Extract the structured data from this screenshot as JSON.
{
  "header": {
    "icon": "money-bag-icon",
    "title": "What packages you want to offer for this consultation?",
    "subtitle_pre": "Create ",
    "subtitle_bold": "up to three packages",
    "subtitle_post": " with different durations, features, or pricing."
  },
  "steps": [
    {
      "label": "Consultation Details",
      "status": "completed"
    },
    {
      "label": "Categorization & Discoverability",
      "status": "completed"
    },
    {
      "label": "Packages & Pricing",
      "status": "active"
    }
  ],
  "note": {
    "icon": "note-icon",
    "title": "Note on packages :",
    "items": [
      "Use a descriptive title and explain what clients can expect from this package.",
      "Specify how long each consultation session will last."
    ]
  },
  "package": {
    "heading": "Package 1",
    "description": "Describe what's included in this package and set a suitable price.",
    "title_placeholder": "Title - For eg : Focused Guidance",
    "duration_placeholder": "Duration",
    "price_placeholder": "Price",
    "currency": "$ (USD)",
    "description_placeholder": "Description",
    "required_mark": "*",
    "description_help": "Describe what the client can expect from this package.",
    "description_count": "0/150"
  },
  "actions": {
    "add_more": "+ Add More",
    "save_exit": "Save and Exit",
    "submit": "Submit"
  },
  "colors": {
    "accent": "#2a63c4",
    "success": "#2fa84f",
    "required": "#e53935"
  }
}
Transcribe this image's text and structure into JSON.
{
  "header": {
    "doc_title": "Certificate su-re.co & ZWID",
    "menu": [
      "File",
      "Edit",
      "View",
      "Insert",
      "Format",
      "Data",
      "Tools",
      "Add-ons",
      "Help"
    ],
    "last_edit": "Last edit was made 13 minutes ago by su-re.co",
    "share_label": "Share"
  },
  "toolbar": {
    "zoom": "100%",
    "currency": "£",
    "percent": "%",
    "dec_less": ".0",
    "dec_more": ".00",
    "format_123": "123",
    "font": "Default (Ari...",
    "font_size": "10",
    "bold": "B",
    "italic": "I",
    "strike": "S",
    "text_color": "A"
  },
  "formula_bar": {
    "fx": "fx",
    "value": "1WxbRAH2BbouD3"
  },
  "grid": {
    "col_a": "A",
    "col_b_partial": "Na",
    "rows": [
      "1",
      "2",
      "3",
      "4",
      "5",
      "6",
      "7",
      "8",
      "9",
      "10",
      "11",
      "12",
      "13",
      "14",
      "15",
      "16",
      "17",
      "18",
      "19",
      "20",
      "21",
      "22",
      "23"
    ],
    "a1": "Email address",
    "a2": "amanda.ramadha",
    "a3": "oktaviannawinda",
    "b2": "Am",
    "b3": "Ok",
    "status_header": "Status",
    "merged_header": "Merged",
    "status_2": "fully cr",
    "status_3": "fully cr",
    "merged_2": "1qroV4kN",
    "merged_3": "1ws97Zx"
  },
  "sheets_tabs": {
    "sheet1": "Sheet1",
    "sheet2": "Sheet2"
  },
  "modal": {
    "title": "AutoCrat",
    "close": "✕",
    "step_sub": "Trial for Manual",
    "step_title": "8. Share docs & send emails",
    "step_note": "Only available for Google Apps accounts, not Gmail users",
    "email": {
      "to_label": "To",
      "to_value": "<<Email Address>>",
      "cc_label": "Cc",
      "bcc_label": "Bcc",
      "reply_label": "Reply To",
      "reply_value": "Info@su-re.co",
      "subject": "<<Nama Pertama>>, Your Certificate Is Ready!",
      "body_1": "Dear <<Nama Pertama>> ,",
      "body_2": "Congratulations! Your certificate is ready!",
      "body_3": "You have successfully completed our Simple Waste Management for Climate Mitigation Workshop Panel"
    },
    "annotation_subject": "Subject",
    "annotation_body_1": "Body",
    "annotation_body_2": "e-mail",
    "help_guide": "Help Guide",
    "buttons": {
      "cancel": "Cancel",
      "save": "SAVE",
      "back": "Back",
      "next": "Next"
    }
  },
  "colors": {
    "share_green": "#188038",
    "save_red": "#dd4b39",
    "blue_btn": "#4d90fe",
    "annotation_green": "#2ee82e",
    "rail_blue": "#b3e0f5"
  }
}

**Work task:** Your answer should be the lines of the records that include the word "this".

**Task output:**
Extract the structured data from this screenshot as JSON.
    "title": "What packages you want to offer for this consultation?",
      "Use a descriptive title and explain what clients can expect from this package.",
    "description": "Describe what's included in this package and set a suitable price.",
    "description_help": "Describe what the client can expect from this package.",
Transcribe this image's text and structure into JSON.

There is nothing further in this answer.